Monday, December 24, 2012

This one isn't funny. So here's a smiley face: :)

Intelligence - study, knowledge, learning - threaten, as they always have, the establishment.

With my Master's imminent, The Powers would tell you - as might Common Sense - that more doors will be open to me. That paths, previously blocked, would be cleared for me. That diligence and study, being virtues, would be rewarded.

They are not.

Power herself, it seems, prefers the company of those lesser minded but better endowed with backgrounds of privilege and pride. To excel, one must court her highness with gifts and flattering words. That these words are disingenuous? Matters not.

And it has always been so.

Unfailingly brilliant, Michelangelo was met with incessant criticism from those whose knowledge of art and architecture was as absent and inept as their churches were rigid and ostentatious.

We see it in his self depictions as Nicodemus. In possession of a then-illegal copy of Scripture, Michelangelo identified with the man who visited Jesus by night - the man who feared being found on his pilgrimage. Michelangelo knew what he believed. But, like Nicodemus, he could not be discovered professing it in daylight.

Forward thinking, it seems, has always fallen victim - at least in the short - to the staunch establishment.

Rather than embrace the enlightenment, we continue to insist on the comfort found in the pitch of The Dark Ages.

So what exactly am I saying? Do I stand here, a Michelangelo among the masses, condemning you for your inferiority to my unheralded brilliance?

The thought beings me a silly smile.

For I am no Michelangelo. I have no great skill or divine insight. I bear only the benefit of being able to witness the Michelangelos of our times. Those men and women who continue to struggle against The Establishment. Those friends whose thoughts, feelings, and natural inclinations so threaten Power as to elicit immediate stifling by way of The Pigeonhole.

My most brilliant and capable friends...those who are able to find work...are placed in positions far below their capabilities. Forced to toil over menial tasks and piss away potential via Pinterest or Spotify, my friends languish at the entry-level, while management/the status quo are "promoted to a level of incompetence."

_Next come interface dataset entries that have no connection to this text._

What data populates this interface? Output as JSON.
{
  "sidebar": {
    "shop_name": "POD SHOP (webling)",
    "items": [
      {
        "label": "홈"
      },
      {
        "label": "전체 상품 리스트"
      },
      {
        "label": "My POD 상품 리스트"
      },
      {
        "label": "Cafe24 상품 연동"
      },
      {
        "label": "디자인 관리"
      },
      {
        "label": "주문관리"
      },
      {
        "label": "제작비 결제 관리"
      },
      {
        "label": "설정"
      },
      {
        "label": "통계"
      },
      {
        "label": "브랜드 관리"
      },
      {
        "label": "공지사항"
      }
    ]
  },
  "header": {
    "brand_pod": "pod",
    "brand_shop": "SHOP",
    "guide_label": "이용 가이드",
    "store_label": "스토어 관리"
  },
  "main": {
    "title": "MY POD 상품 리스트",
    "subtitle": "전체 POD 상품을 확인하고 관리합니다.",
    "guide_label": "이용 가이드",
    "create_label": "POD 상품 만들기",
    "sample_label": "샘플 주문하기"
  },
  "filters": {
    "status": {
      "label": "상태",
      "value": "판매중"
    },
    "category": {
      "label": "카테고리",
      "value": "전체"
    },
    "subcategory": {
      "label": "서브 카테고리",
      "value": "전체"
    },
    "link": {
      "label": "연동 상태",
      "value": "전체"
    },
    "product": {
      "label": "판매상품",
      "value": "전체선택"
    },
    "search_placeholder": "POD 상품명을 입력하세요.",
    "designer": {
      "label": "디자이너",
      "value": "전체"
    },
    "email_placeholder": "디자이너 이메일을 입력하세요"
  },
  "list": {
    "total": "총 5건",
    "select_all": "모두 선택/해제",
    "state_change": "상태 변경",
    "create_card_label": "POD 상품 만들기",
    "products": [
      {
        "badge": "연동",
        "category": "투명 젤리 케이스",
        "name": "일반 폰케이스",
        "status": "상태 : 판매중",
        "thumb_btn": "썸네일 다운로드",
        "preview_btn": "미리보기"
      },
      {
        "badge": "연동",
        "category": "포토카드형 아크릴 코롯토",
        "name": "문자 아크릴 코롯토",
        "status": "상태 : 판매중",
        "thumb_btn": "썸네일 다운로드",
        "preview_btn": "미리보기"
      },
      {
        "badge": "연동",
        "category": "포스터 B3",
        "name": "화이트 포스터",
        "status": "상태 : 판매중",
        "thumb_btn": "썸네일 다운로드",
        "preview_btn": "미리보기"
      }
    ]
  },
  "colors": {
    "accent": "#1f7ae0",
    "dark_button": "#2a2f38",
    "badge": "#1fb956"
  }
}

As a six-year-old version of me would whine, "It's not fair."

Existing in an Era of Entitlement, one could easily claim that I am among those youth who expect the world to be handed over, silver spoon and all, that I might gorge myself while the proverbial African children continue to starve.

My friends, make no mistake - it's not that I don't appreciate my green beans.

But to call myself and my friends entitled is to completely discredit the hardships we've faced in our efforts to swim upstream. And, while I know of the personal struggles of those of whom I speak, I am only at liberty to expose my own personal struggles, which, I assure you, are not mine alone to bear.

The past four years have graced me with the loss of full-time employment, the loss of my home and the subsequent compounding of debt which could not and cannot be overcome by the acceptance of a litany of part-time jobs (the only ones offered me).

Again, on the threshold of my Master's, I openly admit that student loans are presently keeping me afloat. My car has not been serviced in years - which is also about the last time I saw a doctor or dentist. Without health insurance, (not offered at part-time jobs) I cannot afford it.

I type this on a computer given to me countless years ago by my brother.

My rent next month may be paid by my father.

But the resumes I have in circulation? Countless.

A Dean's List Scholar and former journalist, one would think my qualifications would make me a desirable hire. But I am told more often than not that I am an intellectual threat.

"You are overqualified."

"Yes. And I am also broke. Please just let me answer your phones."

And still, I know I have it better than some.

Those starving children in Africa? Yes, I know. I know. I haven't forgotten about them...

Like so many of my generation, Iw as raised to believe that "This is America, the land of opportunity" and that, if I just work hard enough, I will succeed.

But, dear friends, I have been working hard.

And if you are truly my friends, I know you have been too.

So I suppose there's just one thing to do: keep spinning our wheels until we burn out...and then join the others as we exhaustedly float downstream.

Or become the modern Michelangelos.

But then again, even Michelangelo relented to the power of the Papacy.

1 comment:

  1. So freaking true. Your words are a melancholy tuning fork ringing against the bedrock of modern America.